Doom Machine

Doom Machine (Nathan Meunier) – In this solo game that fits inside a small tin, you are battling to defeat an evil doom machine. Doom cards are laid out on the table and each round a new one is drawn. A yellow die is assigned to each doom card with the value set to the card's health. On your turn, you roll your black dice to try to get them to the correct values as dictated by each doom card in order to inflict damage. When a doom card is destroyed, you take its yellow die and add it to your supply, increasing the number of dice you have to roll. At the end of the round, each doom card that is not destroyed performs an action such as healing or dealing you damage.

Clash of Deck

Clash of Deck (Grammes Edition) – Two bridge cards are placed in the center of the table and each player takes a watchtower card, which they place as the leftmost card in their hand. On your turn, you have three phases. During phase one, you earn as much mana as you have cards in your hand. During phase two you may spend mana to play a card from your hand. You may only play the four cards that are on the leftmost side of your hand, not counting your watchtower. You then place the card you played on your side of one of the two bridges. Next is the assault phase. Each card has a set number of health and attack value. Also a card cannot attack on the turn it was summoned. If a card is destroyed it is returned to its owner's hand in the right most spot. If there are no targets for your unit to attack, it then attacks the opponent's watchtower. When a watchtower is hit, it moves its location in its player's hand. Once it reaches the rightmost location it is destroyed and the other player wins the game. Clash of Deck includes multiple game modes: competitive, duel, 2v2, cooperative, solo, and legacy.

Factory Floor

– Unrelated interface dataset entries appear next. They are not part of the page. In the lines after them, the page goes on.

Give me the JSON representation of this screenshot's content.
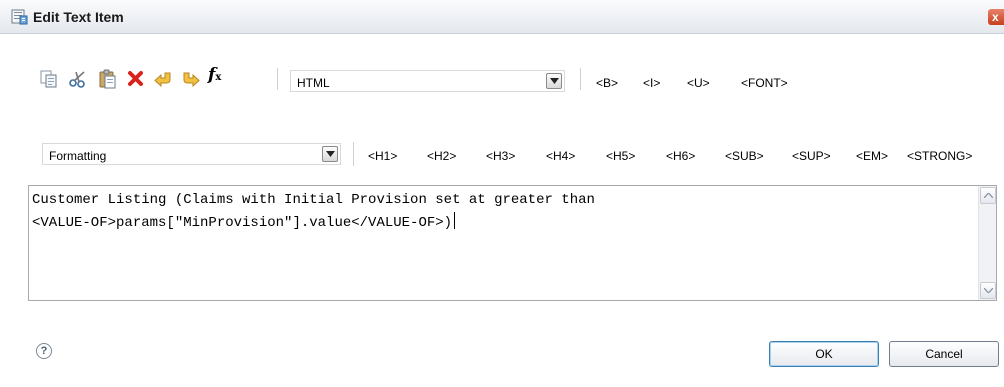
{
  "window": {
    "title": "Edit Text Item",
    "close_glyph": "x"
  },
  "toolbar": {
    "icons": [
      "copy-icon",
      "cut-icon",
      "paste-icon",
      "delete-icon",
      "undo-icon",
      "redo-icon",
      "function-icon"
    ],
    "function_glyph": "f",
    "function_sub": "x",
    "format_select": {
      "value": "HTML"
    },
    "tags_row1": [
      "<B>",
      "<I>",
      "<U>",
      "<FONT>"
    ]
  },
  "formatting": {
    "select": {
      "value": "Formatting"
    },
    "tags_row2": [
      "<H1>",
      "<H2>",
      "<H3>",
      "<H4>",
      "<H5>",
      "<H6>",
      "<SUB>",
      "<SUP>",
      "<EM>",
      "<STRONG>"
    ]
  },
  "editor": {
    "lines": [
      "Customer Listing (Claims with Initial Provision set at greater than",
      "<VALUE-OF>params[\"MinProvision\"].value</VALUE-OF>)"
    ]
  },
  "footer": {
    "help_glyph": "?",
    "ok_label": "OK",
    "cancel_label": "Cancel"
  },
  "colors": {
    "delete": "#d9221c",
    "arrows": "#e5a823",
    "close_button": "#d2583a"
  }
}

Factory Floor (Space Duck Games) – Each player takes a board that shows a grid of spaces. Each round, players take turns selecting an action: drafting a room tile, which they must then place on top of empty spaces on their board; hire workers, which allows you to place workers on a staff room tile you have on your board; or spend a worker, which allows you to move a room from one location on your board to another. At the end of the round players will move workers from staff rooms onto production rooms and then score points for their production rooms, earning extra for ones that have workers in them. At the end of the game, players will score any production rooms again which are adjacent to quality control rooms, and earn bonus points for things such as having the largest number of staff rooms adjacent to each other. You also will lose a point for each space on your board which is not covered with a room tile. You can read our review of Factory Floor here.

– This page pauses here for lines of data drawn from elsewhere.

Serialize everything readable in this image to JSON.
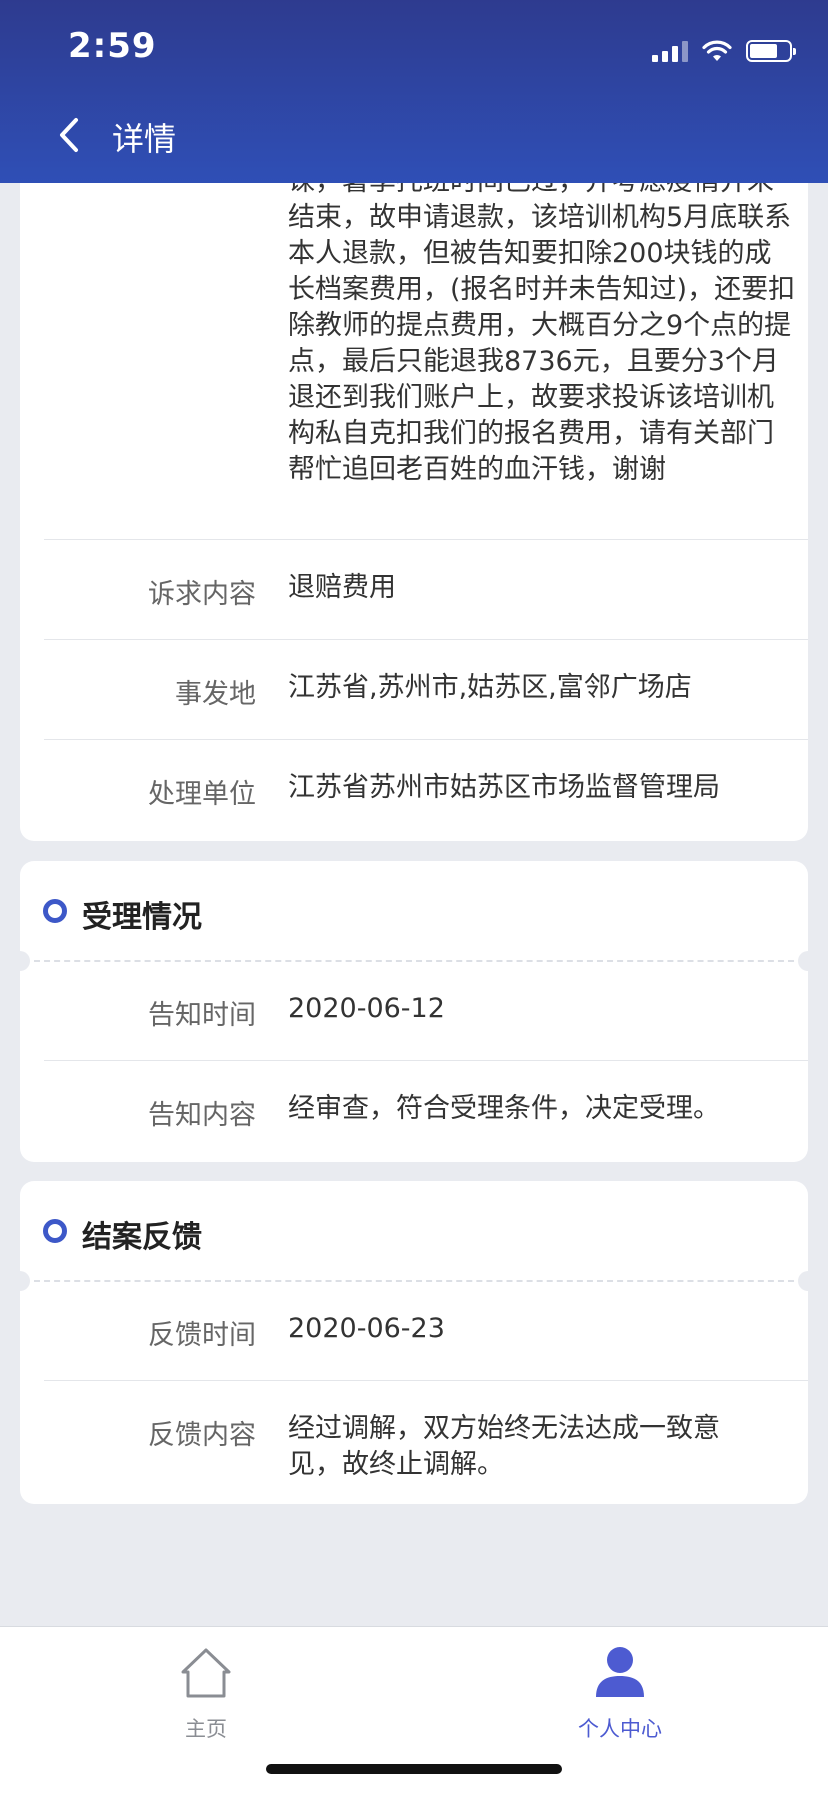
{
  "status_bar": {
    "time": "2:59",
    "battery_level": 0.7
  },
  "nav": {
    "title": "详情"
  },
  "complaint": {
    "text": "课，暑季托班时间已过，并考虑疫情并未结束，故申请退款，该培训机构5月底联系本人退款，但被告知要扣除200块钱的成长档案费用，(报名时并未告知过)，还要扣除教师的提点费用，大概百分之9个点的提点，最后只能退我8736元，且要分3个月退还到我们账户上，故要求投诉该培训机构私自克扣我们的报名费用，请有关部门帮忙追回老百姓的血汗钱，谢谢",
    "rows": [
      {
        "label": "诉求内容",
        "value": "退赔费用"
      },
      {
        "label": "事发地",
        "value": "江苏省,苏州市,姑苏区,富邻广场店"
      },
      {
        "label": "处理单位",
        "value": "江苏省苏州市姑苏区市场监督管理局"
      }
    ]
  },
  "acceptance": {
    "title": "受理情况",
    "rows": [
      {
        "label": "告知时间",
        "value": "2020-06-12"
      },
      {
        "label": "告知内容",
        "value": "经审查，符合受理条件，决定受理。"
      }
    ]
  },
  "closing": {
    "title": "结案反馈",
    "rows": [
      {
        "label": "反馈时间",
        "value": "2020-06-23"
      },
      {
        "label": "反馈内容",
        "value": "经过调解，双方始终无法达成一致意见，故终止调解。"
      }
    ]
  },
  "tabbar": {
    "home_label": "主页",
    "profile_label": "个人中心",
    "inactive_color": "#8a8d93",
    "active_color": "#4d5bd1"
  }
}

Cryptid Cafe

Cryptid Cafe (Squatchy Games) – During phase one of each round, players take turns placing meeples on the food station. The food station has multiple rows, each associated with a different type of food, and each row has three spaces numbered one through three. During phase two, each player who is at the one space in a row, may spend money to move up the line. Each player then receives food tokens. You earn a number of tokens of each food type based on which space your meeple is on in that food type's row. Players can then serve their customer cards by giving them the appropriate food tokens. You earn coins based on how long the customer has been waiting. If the customer is left waiting too long, they'll leave the restaurant and you will lose points.

Disclosure: unless otherwise noted, we have not seen or played any of the above games. Our assessment of each is based on the information given on the crowdfunding project page.